● **Required work**: Look through the entries that follow and return each line that has the string "JSON".

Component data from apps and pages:
------------------------------------------------
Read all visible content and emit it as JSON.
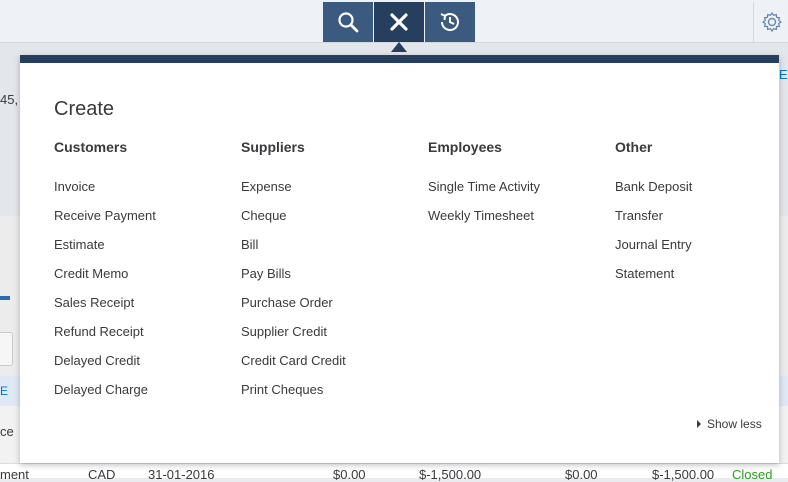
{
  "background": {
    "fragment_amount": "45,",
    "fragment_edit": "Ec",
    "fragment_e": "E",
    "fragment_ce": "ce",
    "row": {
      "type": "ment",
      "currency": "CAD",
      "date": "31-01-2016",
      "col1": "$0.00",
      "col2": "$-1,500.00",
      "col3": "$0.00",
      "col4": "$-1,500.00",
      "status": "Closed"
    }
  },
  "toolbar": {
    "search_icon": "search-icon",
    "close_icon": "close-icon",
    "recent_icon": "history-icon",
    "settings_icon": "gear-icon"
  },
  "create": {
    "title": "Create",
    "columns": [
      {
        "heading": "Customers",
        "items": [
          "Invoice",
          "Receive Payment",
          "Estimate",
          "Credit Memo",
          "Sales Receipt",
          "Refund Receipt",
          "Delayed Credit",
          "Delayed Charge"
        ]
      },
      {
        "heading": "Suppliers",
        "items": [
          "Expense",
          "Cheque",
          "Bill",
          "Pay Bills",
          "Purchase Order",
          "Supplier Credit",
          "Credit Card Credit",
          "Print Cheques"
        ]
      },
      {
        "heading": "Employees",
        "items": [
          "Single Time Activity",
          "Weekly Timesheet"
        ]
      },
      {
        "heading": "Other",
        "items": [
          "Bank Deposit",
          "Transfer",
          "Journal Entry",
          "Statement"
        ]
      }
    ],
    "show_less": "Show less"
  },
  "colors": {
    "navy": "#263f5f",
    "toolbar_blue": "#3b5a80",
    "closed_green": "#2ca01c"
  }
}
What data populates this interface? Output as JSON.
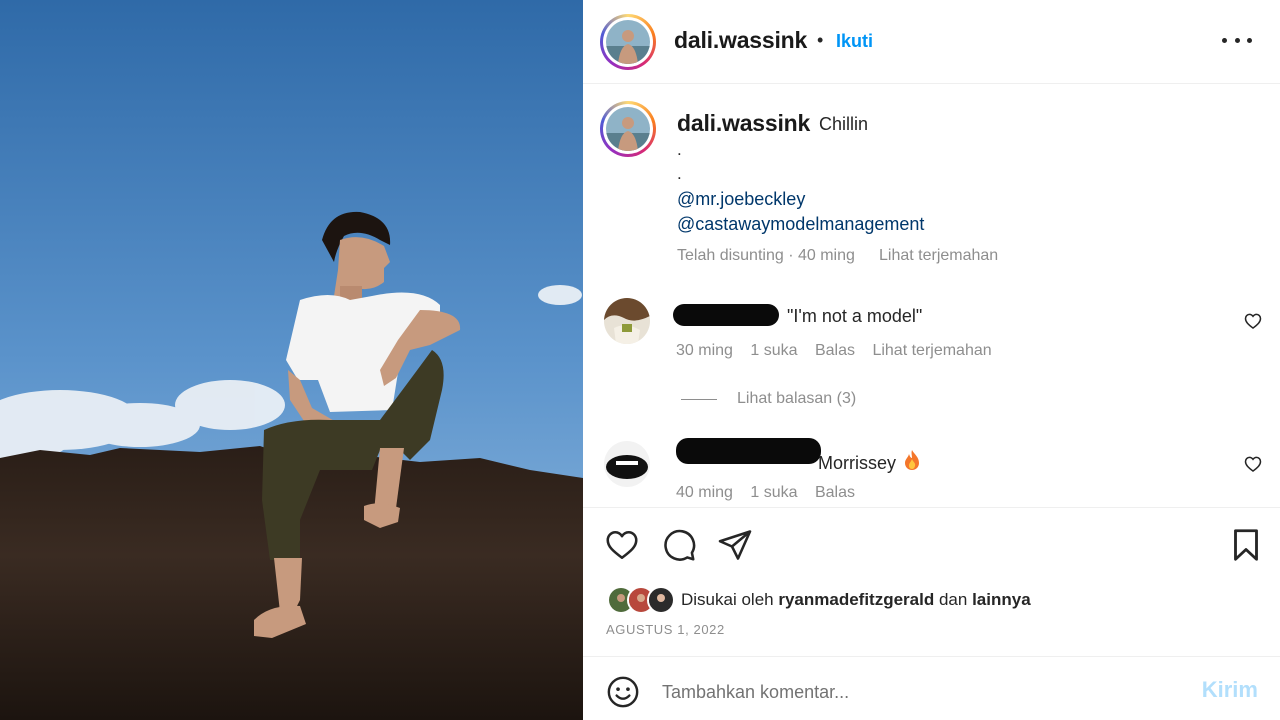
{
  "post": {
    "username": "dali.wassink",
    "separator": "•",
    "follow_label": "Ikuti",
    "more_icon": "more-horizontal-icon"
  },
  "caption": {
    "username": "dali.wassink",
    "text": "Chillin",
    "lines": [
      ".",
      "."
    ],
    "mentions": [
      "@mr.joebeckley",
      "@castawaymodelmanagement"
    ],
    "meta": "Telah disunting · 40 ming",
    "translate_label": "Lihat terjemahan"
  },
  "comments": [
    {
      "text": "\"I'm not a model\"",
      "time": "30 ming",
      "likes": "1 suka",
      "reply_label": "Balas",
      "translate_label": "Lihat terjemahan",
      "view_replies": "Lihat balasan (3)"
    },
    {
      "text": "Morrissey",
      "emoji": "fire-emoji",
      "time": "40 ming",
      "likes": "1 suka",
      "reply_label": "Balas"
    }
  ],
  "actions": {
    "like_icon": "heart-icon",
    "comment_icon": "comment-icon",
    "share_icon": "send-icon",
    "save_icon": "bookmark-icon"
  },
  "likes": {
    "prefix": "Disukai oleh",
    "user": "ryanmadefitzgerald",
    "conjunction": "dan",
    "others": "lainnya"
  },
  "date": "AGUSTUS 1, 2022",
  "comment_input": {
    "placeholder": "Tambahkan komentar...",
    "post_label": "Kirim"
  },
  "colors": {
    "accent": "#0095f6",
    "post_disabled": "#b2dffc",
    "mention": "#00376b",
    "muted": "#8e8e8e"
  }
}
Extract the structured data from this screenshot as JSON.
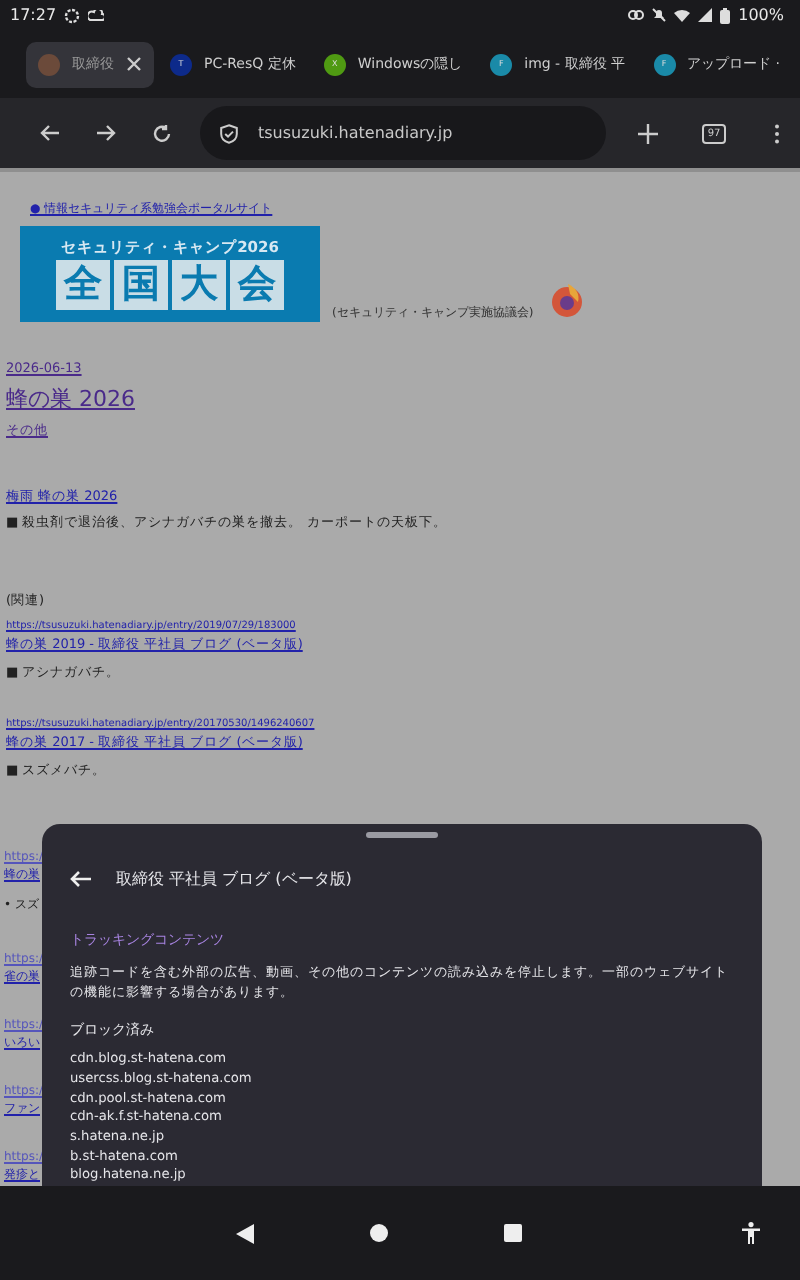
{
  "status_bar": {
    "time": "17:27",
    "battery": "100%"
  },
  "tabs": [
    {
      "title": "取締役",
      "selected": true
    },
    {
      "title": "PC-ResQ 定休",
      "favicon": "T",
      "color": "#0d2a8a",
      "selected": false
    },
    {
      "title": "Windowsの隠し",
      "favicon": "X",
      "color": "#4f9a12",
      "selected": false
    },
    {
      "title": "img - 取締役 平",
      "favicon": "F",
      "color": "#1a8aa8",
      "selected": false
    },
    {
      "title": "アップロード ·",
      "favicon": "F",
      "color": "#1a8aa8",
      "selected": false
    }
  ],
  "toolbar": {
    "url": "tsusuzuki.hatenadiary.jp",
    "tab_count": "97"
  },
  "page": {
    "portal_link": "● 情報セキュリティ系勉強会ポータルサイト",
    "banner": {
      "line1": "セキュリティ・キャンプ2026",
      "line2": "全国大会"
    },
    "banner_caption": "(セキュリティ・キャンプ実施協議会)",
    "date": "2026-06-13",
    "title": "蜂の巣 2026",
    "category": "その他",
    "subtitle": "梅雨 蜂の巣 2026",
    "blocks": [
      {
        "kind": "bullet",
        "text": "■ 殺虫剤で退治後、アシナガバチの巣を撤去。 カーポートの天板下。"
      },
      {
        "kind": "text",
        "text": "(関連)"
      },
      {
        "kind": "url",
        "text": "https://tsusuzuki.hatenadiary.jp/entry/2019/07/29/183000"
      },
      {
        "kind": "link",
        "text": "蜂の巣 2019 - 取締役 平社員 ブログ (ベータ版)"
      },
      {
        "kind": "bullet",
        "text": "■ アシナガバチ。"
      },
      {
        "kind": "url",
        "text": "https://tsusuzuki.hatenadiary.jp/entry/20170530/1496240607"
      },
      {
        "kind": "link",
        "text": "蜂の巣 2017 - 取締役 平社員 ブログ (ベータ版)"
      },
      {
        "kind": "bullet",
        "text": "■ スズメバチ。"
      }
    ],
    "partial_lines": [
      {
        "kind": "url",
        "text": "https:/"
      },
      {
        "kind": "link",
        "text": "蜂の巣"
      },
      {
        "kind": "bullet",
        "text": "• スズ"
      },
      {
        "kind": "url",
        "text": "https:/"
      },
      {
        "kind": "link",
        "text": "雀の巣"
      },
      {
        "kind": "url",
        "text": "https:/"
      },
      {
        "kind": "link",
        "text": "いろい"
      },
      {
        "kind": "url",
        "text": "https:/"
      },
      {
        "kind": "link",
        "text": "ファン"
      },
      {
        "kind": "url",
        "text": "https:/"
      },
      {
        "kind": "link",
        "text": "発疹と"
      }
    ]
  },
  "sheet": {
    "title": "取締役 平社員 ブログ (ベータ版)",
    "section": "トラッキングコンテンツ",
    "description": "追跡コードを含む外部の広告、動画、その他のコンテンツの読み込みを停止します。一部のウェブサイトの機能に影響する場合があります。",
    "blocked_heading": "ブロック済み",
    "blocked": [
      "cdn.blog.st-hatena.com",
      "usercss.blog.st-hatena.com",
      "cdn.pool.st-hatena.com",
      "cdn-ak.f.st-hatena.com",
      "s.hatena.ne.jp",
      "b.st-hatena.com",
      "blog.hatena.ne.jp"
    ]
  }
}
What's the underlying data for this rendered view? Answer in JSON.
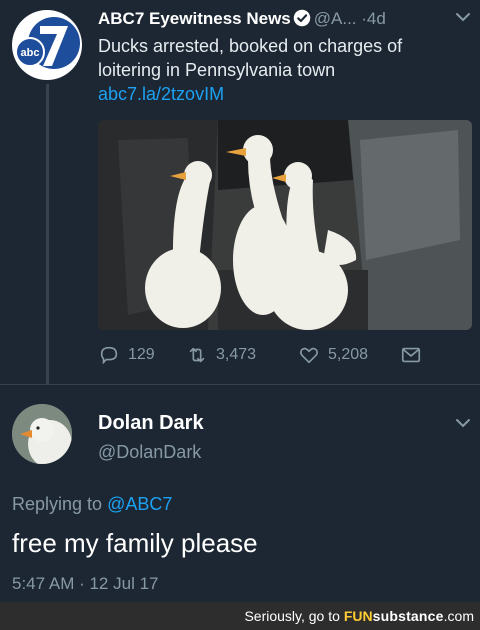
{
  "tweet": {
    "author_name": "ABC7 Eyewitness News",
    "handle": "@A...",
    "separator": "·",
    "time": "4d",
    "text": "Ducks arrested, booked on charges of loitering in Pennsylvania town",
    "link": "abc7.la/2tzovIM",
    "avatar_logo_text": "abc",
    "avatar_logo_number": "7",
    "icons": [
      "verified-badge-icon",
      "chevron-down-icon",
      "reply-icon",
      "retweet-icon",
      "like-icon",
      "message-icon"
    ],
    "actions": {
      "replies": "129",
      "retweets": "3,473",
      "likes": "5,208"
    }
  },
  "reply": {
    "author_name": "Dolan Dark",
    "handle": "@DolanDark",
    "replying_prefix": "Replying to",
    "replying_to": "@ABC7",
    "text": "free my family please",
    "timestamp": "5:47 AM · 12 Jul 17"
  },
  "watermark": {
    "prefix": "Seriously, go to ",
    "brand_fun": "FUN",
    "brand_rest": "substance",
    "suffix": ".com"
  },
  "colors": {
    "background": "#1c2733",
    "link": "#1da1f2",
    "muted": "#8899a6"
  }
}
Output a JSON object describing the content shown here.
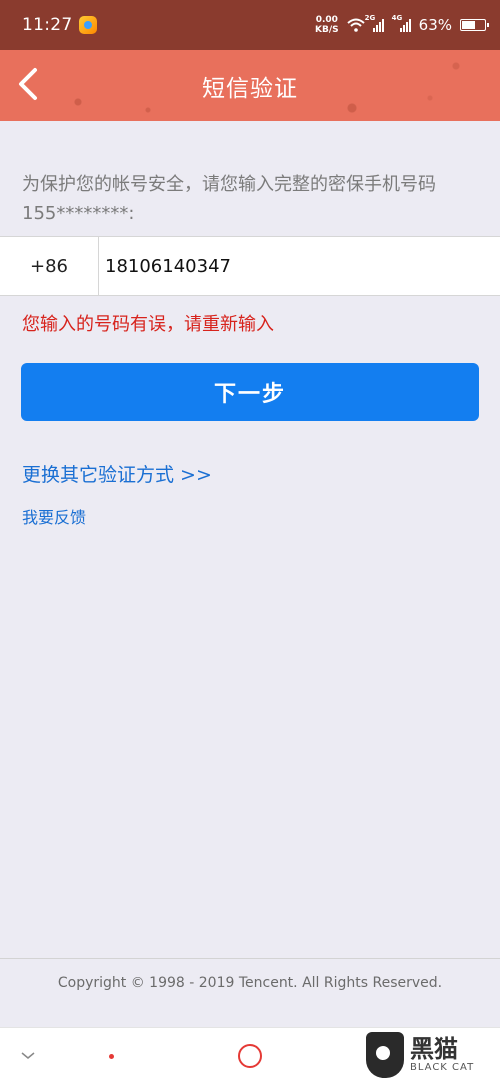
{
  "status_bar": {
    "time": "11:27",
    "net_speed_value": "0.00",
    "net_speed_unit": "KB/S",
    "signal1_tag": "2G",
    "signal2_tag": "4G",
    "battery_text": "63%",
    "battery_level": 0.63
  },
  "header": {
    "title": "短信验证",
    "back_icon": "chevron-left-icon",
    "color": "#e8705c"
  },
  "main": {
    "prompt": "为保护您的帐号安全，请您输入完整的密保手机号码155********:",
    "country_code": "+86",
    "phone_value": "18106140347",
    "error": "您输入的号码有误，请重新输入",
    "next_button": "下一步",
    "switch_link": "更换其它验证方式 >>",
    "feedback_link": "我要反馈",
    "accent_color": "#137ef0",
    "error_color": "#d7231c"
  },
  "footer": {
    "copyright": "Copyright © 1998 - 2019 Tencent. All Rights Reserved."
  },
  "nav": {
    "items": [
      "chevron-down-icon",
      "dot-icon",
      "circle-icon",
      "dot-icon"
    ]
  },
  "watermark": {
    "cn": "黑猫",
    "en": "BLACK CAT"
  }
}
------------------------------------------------
● **Result**:
Read all visible content and emit it as JSON.
What data populates this interface? Output as JSON.
Extract the structured data from this screenshot as JSON.
What's the underlying data for this rendered view? Answer in JSON.
Output a JSON object describing the content shown here.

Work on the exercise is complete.